United States v. Ramsey, 431 U.S. 606 (1977)
United States v. Ramsey
Argued March 30, 1977
Decided June 6, 1977
431 U.S. 606
Title 19 U.S.C. § 482 and implementing postal regulations authorize customs officials to inspect incoming international mail when they have a "reasonable cause to suspect" that the mail contains illegally imported merchandise, although the regulations prohibit the reading of correspondence absent a search warrant. Acting pursuant to the statute and regulations, a customs inspector, based on the facts that certain incoming letter-sized airmail envelopes were from Thailand, a known source of narcotics, and were bulky and much heavier than a normal airmail letter, opened the envelopes for inspection at the General Post Office in New York City, considered a "border" for border search purposes, and ultimately the envelopes were found to contain heroin. Respondents were subsequently indicted for and convicted of narcotics offenses, the District Court having denied their motion to suppress the heroin. The Court of Appeals reversed, holding that the border search exception to the Fourth Amendment's warrant requirement applicable to persons, baggage, and mailed packages did not apply to the opening of international mail, and that the Constitution requires that, before such mail is opened, a showing of probable cause must be made and a warrant obtained.
1. Under the circumstances, the customs inspector had "reasonable cause to suspect" that there was merchandise or contraband in the envelopes, and therefore the search was plainly authorized by the statute. Pp. 431 U. S. 611-616.
2. The Fourth Amendment does not interdict the actions taken by the inspector in opening and searching the envelopes. Pp. 431 U. S. 616-625.
(a) Boarder searches without probable cause and without a warrant are nonetheless "reasonable" within the meaning of the Fourth Amendment. Pp. 431 U. S. 616-619.
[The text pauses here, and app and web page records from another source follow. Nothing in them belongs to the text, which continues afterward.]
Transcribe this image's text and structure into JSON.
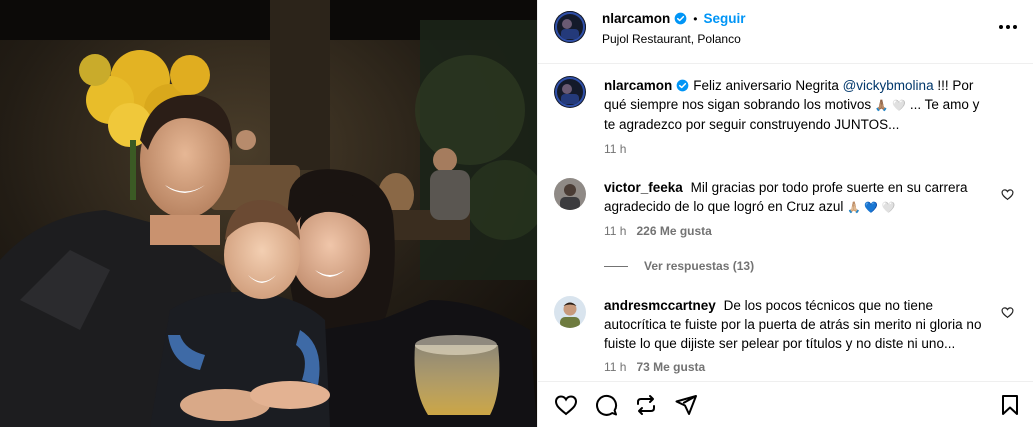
{
  "post": {
    "username": "nlarcamon",
    "follow_label": "Seguir",
    "location": "Pujol Restaurant, Polanco",
    "separator": "•",
    "more_label": "···"
  },
  "caption": {
    "username": "nlarcamon",
    "text_before_mention": "Feliz aniversario Negrita ",
    "mention": "@vickybmolina",
    "text_after_mention": " !!! Por qué siempre nos sigan sobrando los motivos ",
    "emoji_1": "🙏🏽",
    "emoji_2": "🤍",
    "text_end": " ... Te amo y te agradezco por seguir construyendo JUNTOS...",
    "time": "11 h"
  },
  "comments": [
    {
      "username": "victor_feeka",
      "text": "Mil gracias por todo profe suerte en su carrera agradecido de lo que logró en Cruz azul ",
      "emojis": "🙏🏼 💙 🤍",
      "time": "11 h",
      "likes": "226 Me gusta"
    },
    {
      "username": "andresmccartney",
      "text": "De los pocos técnicos que no tiene autocrítica te fuiste por la puerta de atrás sin merito ni gloria no fuiste lo que dijiste ser pelear por títulos y no diste ni uno...",
      "time": "11 h",
      "likes": "73 Me gusta"
    }
  ],
  "replies_label": "Ver respuestas (13)",
  "colors": {
    "link_blue": "#0095f6",
    "verified_blue": "#0095f6",
    "mention": "#00376b",
    "muted": "#737373"
  },
  "icons": [
    "verified-badge-icon",
    "more-options-icon",
    "heart-icon",
    "comment-icon",
    "share-icon",
    "send-icon",
    "save-icon"
  ]
}
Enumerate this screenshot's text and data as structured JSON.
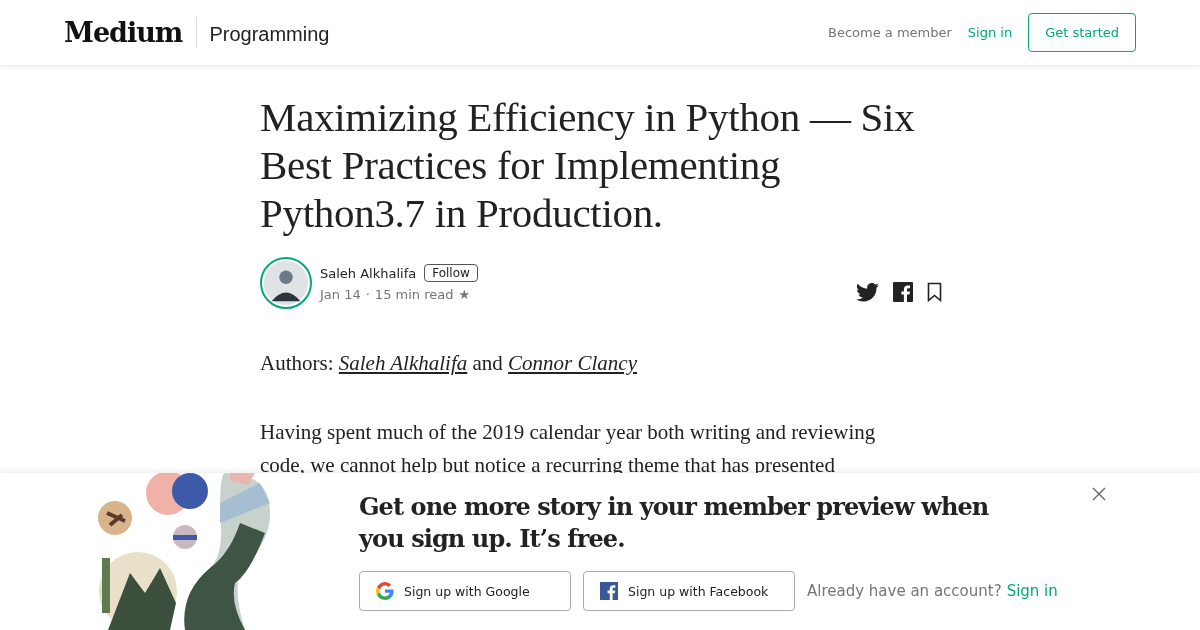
{
  "header": {
    "logo": "Medium",
    "section": "Programming",
    "links": [
      {
        "label": "Become a member",
        "kind": "muted"
      },
      {
        "label": "Sign in",
        "kind": "accent"
      }
    ],
    "cta": "Get started"
  },
  "article": {
    "title": "Maximizing Efficiency in Python — Six Best Practices for Implementing Python3.7 in Production.",
    "author": {
      "name": "Saleh Alkhalifa",
      "follow": "Follow",
      "date": "Jan 14",
      "separator": "·",
      "read_time": "15 min read",
      "star": "★"
    },
    "authors_line": {
      "label": "Authors:",
      "names": [
        "Saleh Alkhalifa",
        "Connor Clancy"
      ],
      "joiner": "and"
    },
    "paragraph": "Having spent much of the 2019 calendar year both writing and reviewing code, we cannot help but notice a recurring theme that has presented"
  },
  "banner": {
    "heading": "Get one more story in your member preview when you sign up. It’s free.",
    "buttons": [
      {
        "label": "Sign up with Google",
        "kind": "google"
      },
      {
        "label": "Sign up with Facebook",
        "kind": "facebook"
      }
    ],
    "question": "Already have an account?",
    "sign_in": "Sign in"
  }
}
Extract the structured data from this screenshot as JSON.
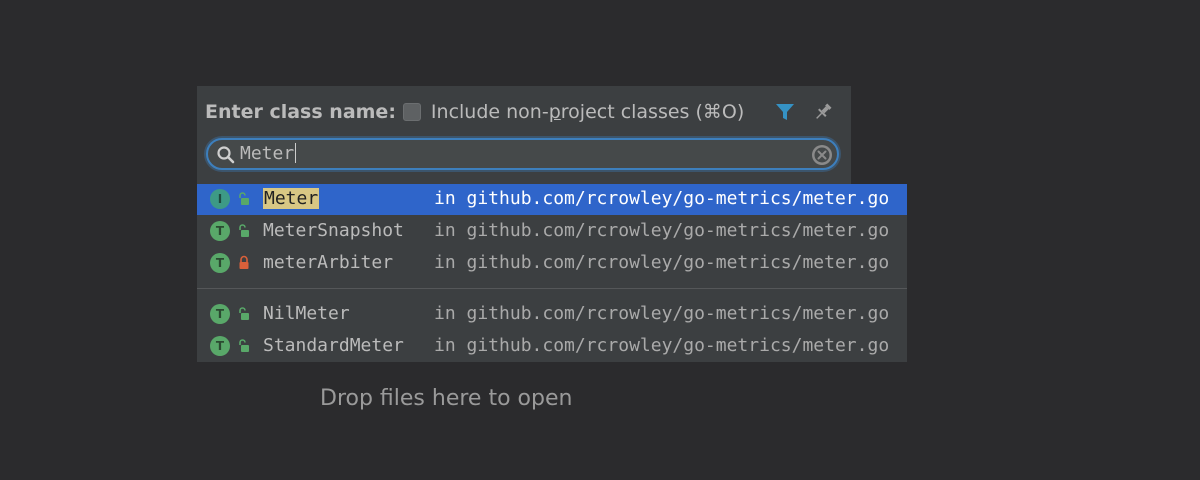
{
  "dialog": {
    "title": "Enter class name:",
    "include_label_pre": "Include non-",
    "include_label_underlined": "p",
    "include_label_post": "roject classes (⌘O)",
    "include_checked": false,
    "filter_icon": "filter-icon",
    "pin_icon": "pin-icon"
  },
  "search": {
    "value": "Meter",
    "icon": "search-icon",
    "clear_icon": "clear-icon"
  },
  "results": [
    {
      "kind": "I",
      "visibility": "public",
      "name": "Meter",
      "location": "in github.com/rcrowley/go-metrics/meter.go",
      "selected": true
    },
    {
      "kind": "T",
      "visibility": "public",
      "name": "MeterSnapshot",
      "location": "in github.com/rcrowley/go-metrics/meter.go",
      "selected": false
    },
    {
      "kind": "T",
      "visibility": "private",
      "name": "meterArbiter",
      "location": "in github.com/rcrowley/go-metrics/meter.go",
      "selected": false
    },
    {
      "kind": "T",
      "visibility": "public",
      "name": "NilMeter",
      "location": "in github.com/rcrowley/go-metrics/meter.go",
      "selected": false
    },
    {
      "kind": "T",
      "visibility": "public",
      "name": "StandardMeter",
      "location": "in github.com/rcrowley/go-metrics/meter.go",
      "selected": false
    }
  ],
  "drop_hint": "Drop files here to open",
  "colors": {
    "background": "#2b2b2d",
    "popup": "#3c3f41",
    "selection": "#2f65ca",
    "focus_ring": "#3d7fbd",
    "filter_icon": "#3592c4",
    "type_badge": "#59a869",
    "interface_badge": "#3d9a86",
    "match_highlight": "#d8c784",
    "lock_private": "#d9603a",
    "lock_public": "#59a869"
  }
}
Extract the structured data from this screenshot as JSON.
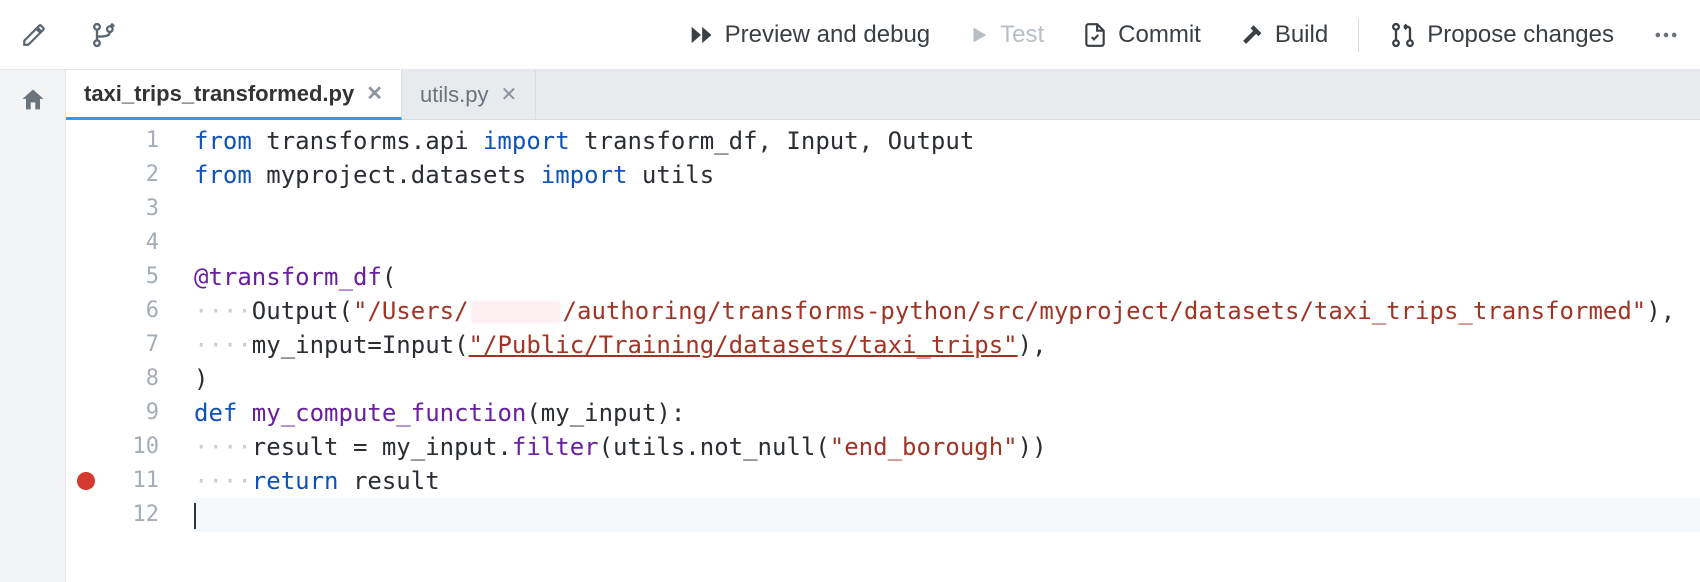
{
  "toolbar": {
    "preview_label": "Preview and debug",
    "test_label": "Test",
    "commit_label": "Commit",
    "build_label": "Build",
    "propose_label": "Propose changes"
  },
  "tabs": [
    {
      "label": "taxi_trips_transformed.py",
      "active": true
    },
    {
      "label": "utils.py",
      "active": false
    }
  ],
  "code": {
    "lines": [
      {
        "n": 1,
        "bp": false
      },
      {
        "n": 2,
        "bp": false
      },
      {
        "n": 3,
        "bp": false
      },
      {
        "n": 4,
        "bp": false
      },
      {
        "n": 5,
        "bp": false
      },
      {
        "n": 6,
        "bp": false
      },
      {
        "n": 7,
        "bp": false
      },
      {
        "n": 8,
        "bp": false
      },
      {
        "n": 9,
        "bp": false
      },
      {
        "n": 10,
        "bp": false
      },
      {
        "n": 11,
        "bp": true
      },
      {
        "n": 12,
        "bp": false
      }
    ],
    "l1_from": "from",
    "l1_mod": " transforms.api ",
    "l1_import": "import",
    "l1_rest": " transform_df, Input, Output",
    "l2_from": "from",
    "l2_mod": " myproject.datasets ",
    "l2_import": "import",
    "l2_rest": " utils",
    "l5_dec": "@transform_df",
    "l5_paren": "(",
    "ws4": "····",
    "l6_a": "Output(",
    "l6_s1": "\"/Users/",
    "l6_s2": "/authoring/transforms-python/src/myproject/datasets/taxi_trips_transformed\"",
    "l6_end": "),",
    "l7_a": "my_input=Input(",
    "l7_s": "\"/Public/Training/datasets/taxi_trips\"",
    "l7_end": "),",
    "l8": ")",
    "l9_def": "def",
    "l9_name": " my_compute_function",
    "l9_sig": "(my_input):",
    "l10_a": "result = my_input.",
    "l10_fn": "filter",
    "l10_b": "(utils.not_null(",
    "l10_s": "\"end_borough\"",
    "l10_c": "))",
    "l11_ret": "return",
    "l11_rest": " result"
  }
}
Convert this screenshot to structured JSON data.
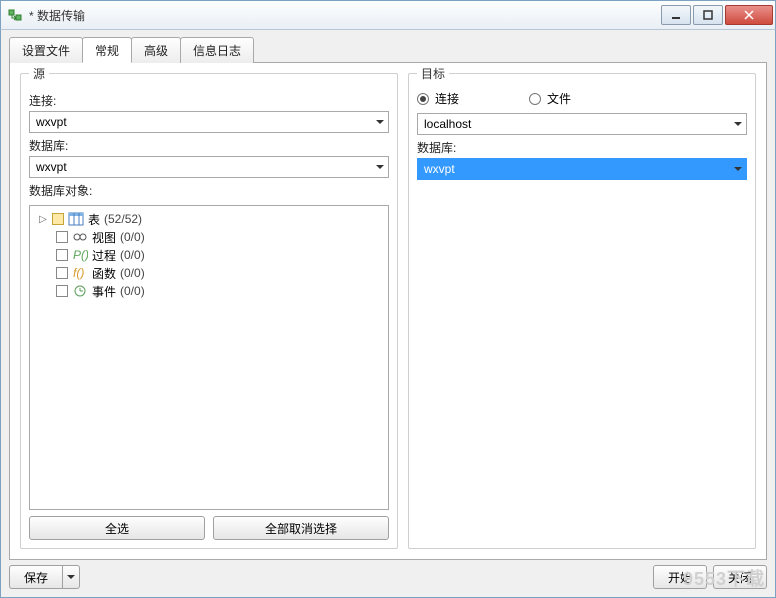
{
  "window": {
    "title": "* 数据传输"
  },
  "tabs": {
    "set_file": "设置文件",
    "general": "常规",
    "advanced": "高级",
    "log": "信息日志",
    "active": "general"
  },
  "source": {
    "legend": "源",
    "conn_label": "连接:",
    "conn_value": "wxvpt",
    "db_label": "数据库:",
    "db_value": "wxvpt",
    "objects_label": "数据库对象:",
    "tree": {
      "tables": {
        "label": "表",
        "count": "(52/52)"
      },
      "views": {
        "label": "视图",
        "count": "(0/0)"
      },
      "procs": {
        "label": "过程",
        "count": "(0/0)"
      },
      "funcs": {
        "label": "函数",
        "count": "(0/0)"
      },
      "events": {
        "label": "事件",
        "count": "(0/0)"
      }
    },
    "select_all": "全选",
    "deselect_all": "全部取消选择"
  },
  "target": {
    "legend": "目标",
    "radio_conn": "连接",
    "radio_file": "文件",
    "selected_radio": "conn",
    "conn_value": "localhost",
    "db_label": "数据库:",
    "db_value": "wxvpt"
  },
  "footer": {
    "save": "保存",
    "start": "开始",
    "close": "关闭"
  },
  "watermark": "9553下载"
}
(b) The inclusion of international mail within the border search exception does not represent any "extension" of that exception. The exception is grounded in the recognized right of the sovereign to control, subject to substantive limitations imposed by the Constitution, who and what may enter the country, and no different constitutional standards should apply simply because the envelopes were mailed, not carried -- the
critical fact being that the envelopes cross the border and enter the country, not that they are brought in by one mode of transportation, rather than another. It is their entry into the country from without it that makes a resulting search "reasonable." Pp. 431 U. S. 619-621.
(c) The border search exception is not based on the doctrine of "exigent circumstances," but is a longstanding, historically recognized exception to the Fourth Amendment's general principle that a warrant be obtained. Pp. 431 U. S. 621-622.
(d) The opening of international mail under the guidelines of the statute only when the customs official has reason to believe the mail contains other than correspondence, while the reading of any correspondence inside the envelopes is forbidden by the regulations, does not impermissibly chill the exercise of free speech under the First Amendment, and any "chill" that might exist under such circumstances is not only "minimal" but is also wholly subjective. Pp. 431 U. S. 623-624.
176 U.S.App.D.C. 67, 538 F.2d 415, reversed.
REHNQUIST, J., delivered the opinion of the Court, in which BURGER, C.J., and STEWART, WHITE, POWELL, and BLACKMUN, JJ., joined. POWELL, J., filed a concurring opinion, post, p. 431 U. S. 625. STEVENS, J., filed a dissenting opinion, in which BRENNAN and MARSHALL, JJ., joined, post, p. 431 U. S. 625